Until about 25 years ago, Spanish red wines were generally of mediocre quality. Many were aged too long in wood, overpowering their freshness and fruit character. However, quality has risen to the point that they compete successfully in the international market.
Geographically, positioned about 1800 miles east of Australia, New Zealand has two main islands - the North Island and South Island. New Zealand wine is largely produced in ten major wine growing regions spanning latitudes 36° to 45° South and extending 1,600 km.
On the North Island, there are two primary wine producing areas. They are the Martinborough region near the capital city of Wellington and the Hawks Bay region farther south. Sauvignon Blanc and Cabernet Sauvignon are the two dominant grapes with Pinot Noir plantings rising rapidly.
The best known growing region on the South Island is Marlborough. It has become widely known for stunning Sauvignon Blanc's which are made there. Again, Pinot Noir is among other 'up-and-coming' grape varieties grown in this region.
The market success of New Zealand's Sauvignon Blancs, Chardonnays and lately Pinot Noirs mean that these varietals will dominate future planting.
If California, which accounts for about 90% of American wine production, were a country, it would be the fourth largest producer of wine in the world.

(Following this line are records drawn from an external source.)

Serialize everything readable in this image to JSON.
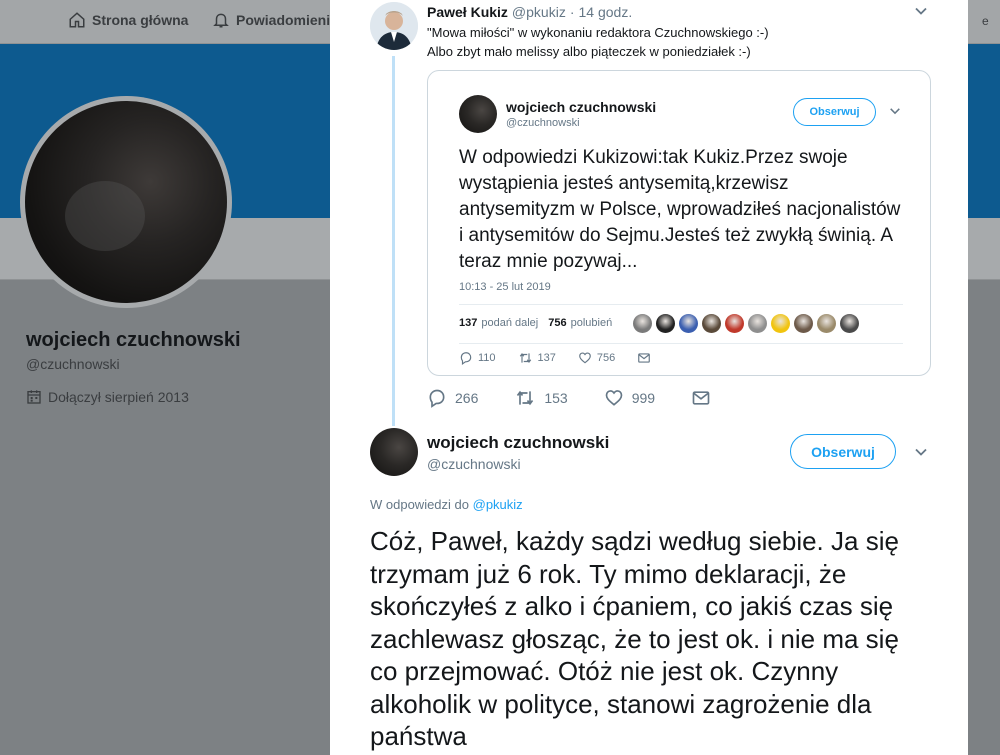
{
  "topnav": {
    "home_label": "Strona główna",
    "notifications_label": "Powiadomienia",
    "right_fragment": "e"
  },
  "profile": {
    "name": "wojciech czuchnowski",
    "handle": "@czuchnowski",
    "joined": "Dołączył sierpień 2013"
  },
  "parent_tweet": {
    "author_name": "Paweł Kukiz",
    "author_handle": "@pkukiz",
    "separator": "·",
    "time": "14 godz.",
    "text_line1": "\"Mowa miłości\" w wykonaniu redaktora Czuchnowskiego :-)",
    "text_line2": "Albo zbyt mało melissy albo piąteczek w poniedziałek :-)",
    "replies": "266",
    "retweets": "153",
    "likes": "999"
  },
  "quoted_tweet": {
    "author_name": "wojciech czuchnowski",
    "author_handle": "@czuchnowski",
    "follow_label": "Obserwuj",
    "text": "W odpowiedzi Kukizowi:tak Kukiz.Przez swoje wystąpienia jesteś  antysemitą,krzewisz antysemityzm w Polsce, wprowadziłeś nacjonalistów i antysemitów do Sejmu.Jesteś też zwykłą świnią. A teraz mnie pozywaj...",
    "timestamp": "10:13 - 25 lut 2019",
    "retweet_count": "137",
    "retweet_label": "podań dalej",
    "like_count": "756",
    "like_label": "polubień",
    "replies": "110",
    "retweets": "137",
    "likes": "756",
    "face_colors": [
      "#7a7a7a",
      "#222222",
      "#3b5fb0",
      "#5a4a3a",
      "#c0392b",
      "#8e8e8e",
      "#f1c40f",
      "#6d5a4a",
      "#9a8a6a",
      "#4a4a4a"
    ]
  },
  "reply_tweet": {
    "author_name": "wojciech czuchnowski",
    "author_handle": "@czuchnowski",
    "follow_label": "Obserwuj",
    "context_prefix": "W odpowiedzi do",
    "context_mention": "@pkukiz",
    "text": "Cóż, Paweł, każdy sądzi według siebie. Ja się trzymam  już 6 rok. Ty mimo deklaracji, że skończyłeś z alko i ćpaniem, co jakiś czas się zachlewasz głosząc, że to jest ok. i nie ma się co przejmować. Otóż nie jest ok. Czynny alkoholik w polityce, stanowi zagrożenie dla państwa"
  },
  "colors": {
    "accent": "#1da1f2",
    "banner": "#0d5a8f",
    "overlay_bg": "#7d8184",
    "thread_line": "#bfe0f7"
  }
}
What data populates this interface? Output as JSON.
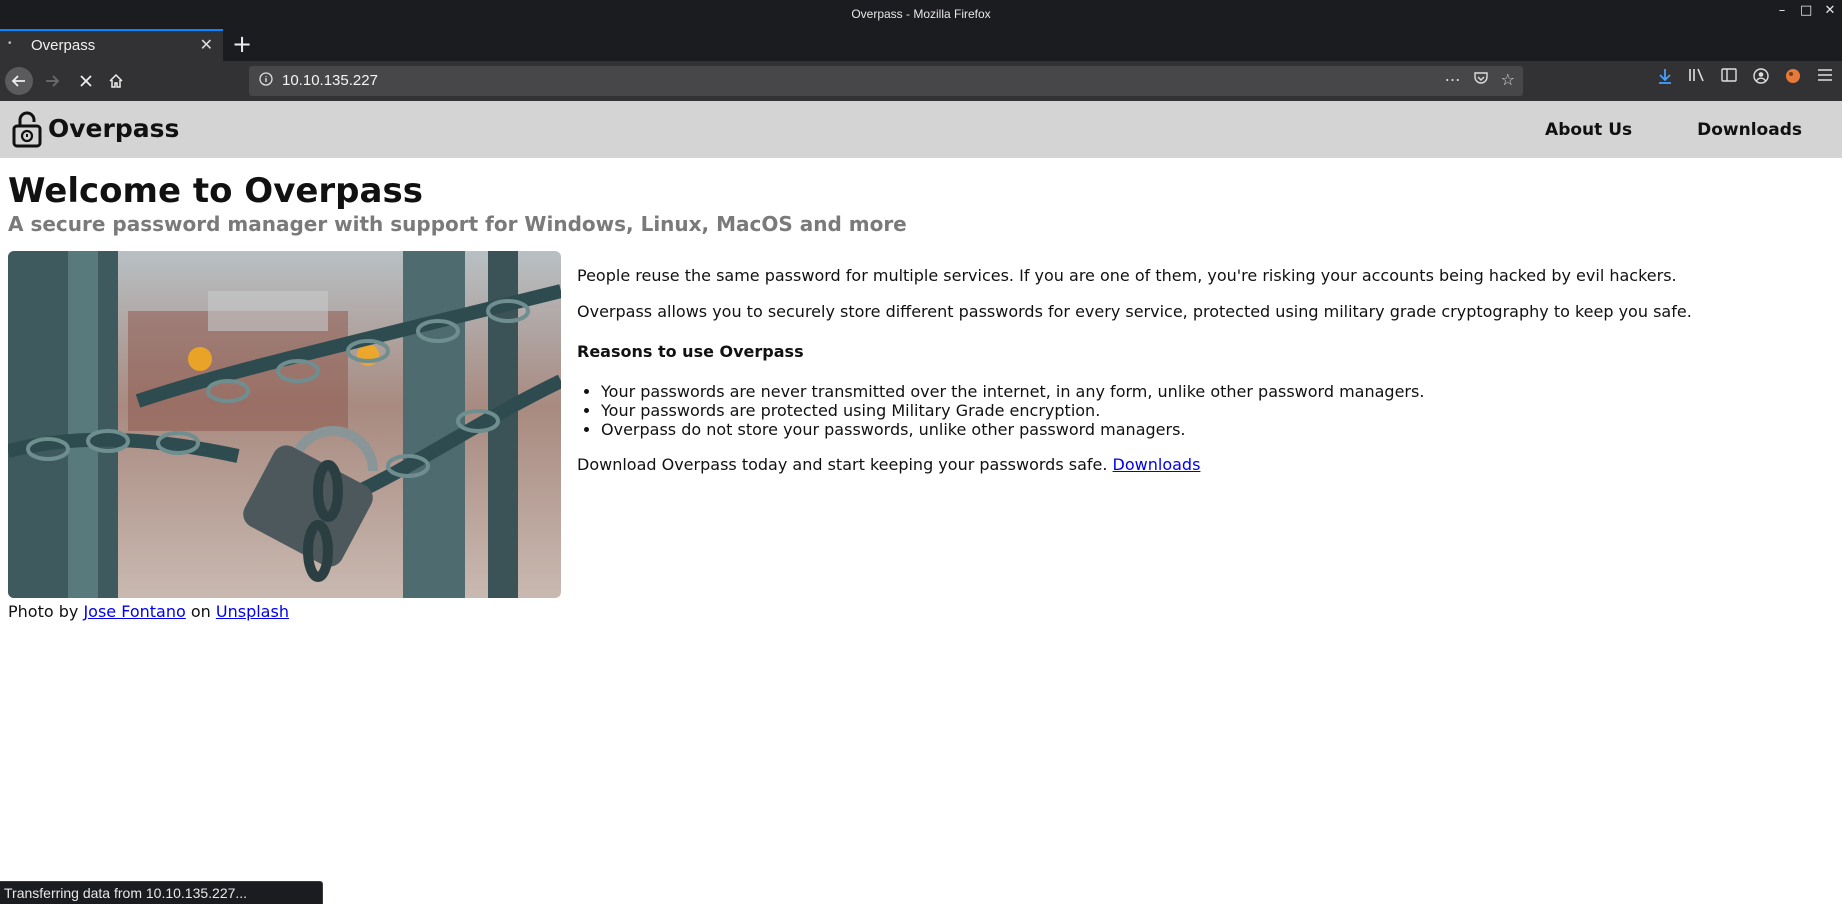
{
  "window": {
    "title": "Overpass - Mozilla Firefox",
    "controls": [
      "–",
      "□",
      "✕"
    ]
  },
  "tab": {
    "label": "Overpass",
    "close": "✕",
    "new_tab": "+"
  },
  "navbar": {
    "url": "10.10.135.227"
  },
  "status_bar": {
    "text": "Transferring data from 10.10.135.227..."
  },
  "site": {
    "name": "Overpass",
    "nav": [
      "About Us",
      "Downloads"
    ]
  },
  "page": {
    "title": "Welcome to Overpass",
    "subtitle": "A secure password manager with support for Windows, Linux, MacOS and more",
    "photo_credit": {
      "prefix": "Photo by ",
      "author": "Jose Fontano",
      "middle": " on ",
      "source": "Unsplash"
    },
    "paragraph1": "People reuse the same password for multiple services. If you are one of them, you're risking your accounts being hacked by evil hackers.",
    "paragraph2": "Overpass allows you to securely store different passwords for every service, protected using military grade cryptography to keep you safe.",
    "reasons_heading": "Reasons to use Overpass",
    "reasons": [
      "Your passwords are never transmitted over the internet, in any form, unlike other password managers.",
      "Your passwords are protected using Military Grade encryption.",
      "Overpass do not store your passwords, unlike other password managers."
    ],
    "download_text": "Download Overpass today and start keeping your passwords safe. ",
    "download_link": "Downloads"
  },
  "colors": {
    "chrome_dark": "#1b1c1f",
    "chrome_toolbar": "#323234",
    "accent_blue": "#0a84ff",
    "site_header": "#d4d4d4",
    "link": "#0000ee",
    "subtitle": "#7a7a7a"
  }
}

The first vineyard and winery was established by Spanish missionaries in 1769. Following two hundred years of successes and failures, U.S. wine received international recognition at the historic Paris Wine Tasting of 1976. There, in a blind tasting conducted by the crème de la crème of French wine experts, the French selected U.S. wines as the winners of the competition. In the white category, a California wine won not only first place, but three of the top four were from California. One of the first vintages from a new winery in California, Stag's Leap Wine Cellars, beat all contenders, including Château Mouton Rothschild, Château Montrose, Château Haut-Brion, and Château Leoville Las Cases.
Called "history's most important wine tasting" the Paris wine competition, shattered the myth of French wine superiority and revolutionized the world of wine.

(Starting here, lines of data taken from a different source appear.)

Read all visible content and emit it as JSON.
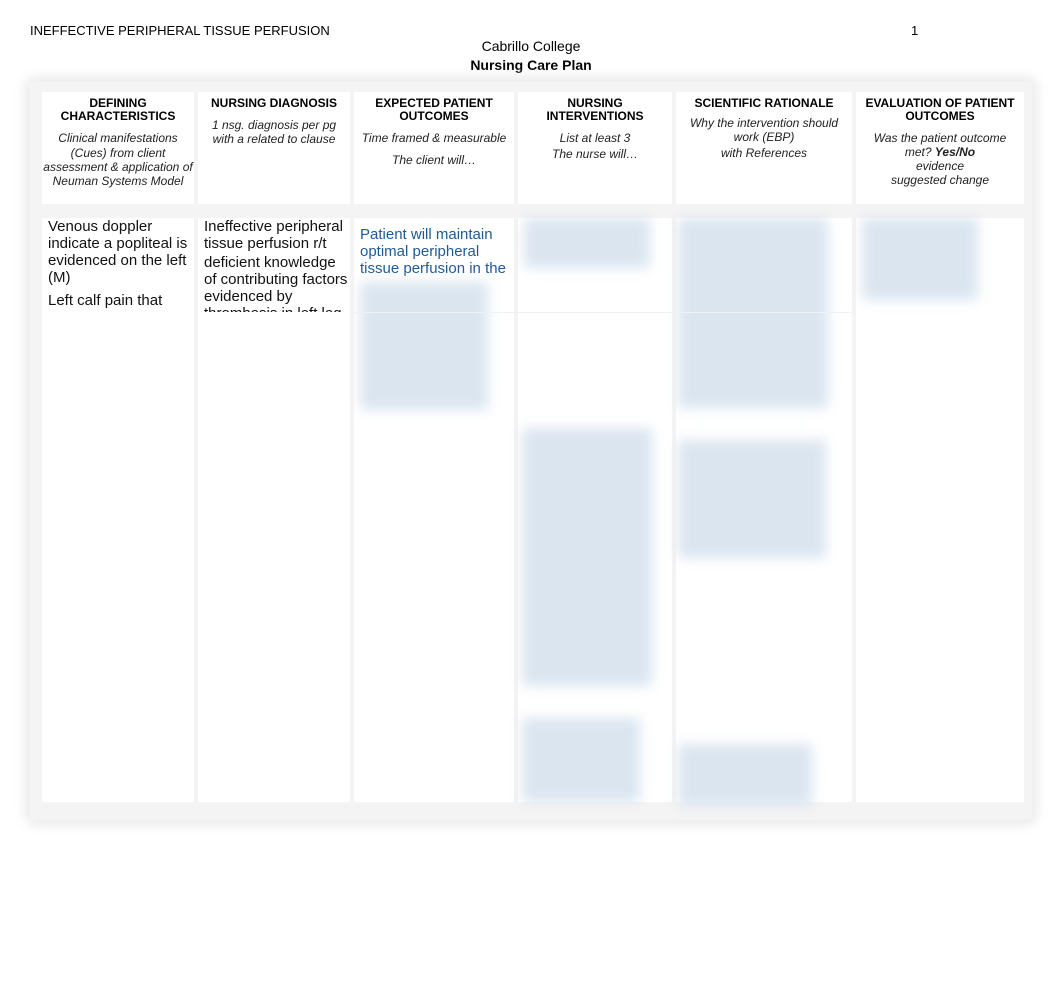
{
  "header": {
    "running_head": "INEFFECTIVE PERIPHERAL TISSUE PERFUSION",
    "page_number": "1",
    "institution": "Cabrillo College",
    "document_title": "Nursing Care Plan"
  },
  "table": {
    "columns": [
      {
        "title": "DEFINING CHARACTERISTICS",
        "subtitle": [
          "Clinical manifestations",
          "(Cues) from client assessment & application of Neuman Systems Model"
        ]
      },
      {
        "title": "NURSING DIAGNOSIS",
        "subtitle": [
          "1 nsg. diagnosis per pg with a related to clause"
        ]
      },
      {
        "title": "EXPECTED PATIENT OUTCOMES",
        "subtitle": [
          "Time framed & measurable",
          "The client will…"
        ]
      },
      {
        "title": "NURSING INTERVENTIONS",
        "subtitle": [
          "List at least 3",
          "The nurse will…"
        ]
      },
      {
        "title": "SCIENTIFIC RATIONALE",
        "subtitle": [
          "Why the intervention should work (EBP)",
          "with References"
        ]
      },
      {
        "title": "EVALUATION OF PATIENT OUTCOMES",
        "subtitle_prefix": "Was the patient outcome met? ",
        "subtitle_bold": "Yes/No",
        "subtitle_rest": [
          "evidence",
          "suggested change"
        ]
      }
    ],
    "body": {
      "defining_characteristics": [
        "Venous doppler indicate a popliteal is evidenced on the left (M)",
        "Left calf pain that"
      ],
      "nursing_diagnosis": [
        "Ineffective peripheral tissue perfusion r/t",
        "deficient knowledge of contributing factors evidenced by thrombosis in left leg"
      ],
      "expected_outcomes": "Patient will maintain optimal peripheral tissue perfusion in the",
      "content_blurred": true
    }
  }
}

South African wine has been produced since 1659, when the first wine was produced by the Commander of the Cape, Jan van Riebeeck. Production is concentrated in the south-west of the country, with major vineyard and production centres at Paarl, Stellenbosch and Worcester.
A Wine of Origin system was implemented in 1973 with designated production regions, districts and wards. There are nearly 60 officially declared appellations.
In 2005 South Africa had 100,207 hectares of vineyards, with about 55 percent planted in white varieties including Chenin Blanc, Colombard; Sultana (a grape also used for raisins and table grapes), Chardonnay and Sauvignon Blanc. South Africa's red varities include Cabernet Sauvignon, Shiraz, Merlot and Pinotage.
Dr. Abraham Izak Perold, the first Professor of Viticulture at the University of Stellenbosch, developed the Pinotage grape variety in 1925 through crossing Pinot Noir and Cinsault
German wine is primarily produced in the west of Germany, along the river Rhine and its tributaries, with the oldest plantations going back to Roman times. Germany has about 102,000 hectares of vineyard, which is around one tenth of the vineyard surface in Spain, France or Italy. The total wine production is usually around 1.2 billion bottles, which places Germany as the eighth largest wine-producing country in the world. White wine accounts for almost two thirds of the total German production.
As a wine country, Germany has a mixed reputation internationally. Germany's reputation is primarily based on wines made from the Riesling grape variety, which at its best is used for aromatic, fruity and elegant white wines that range from very crisp and dry to well-balanced, sweet and of enormous aromatic concentration. The only drawback to Riesling is that it takes 130 days to ripen and, in marginal years, the Riesling crop tends to be poor.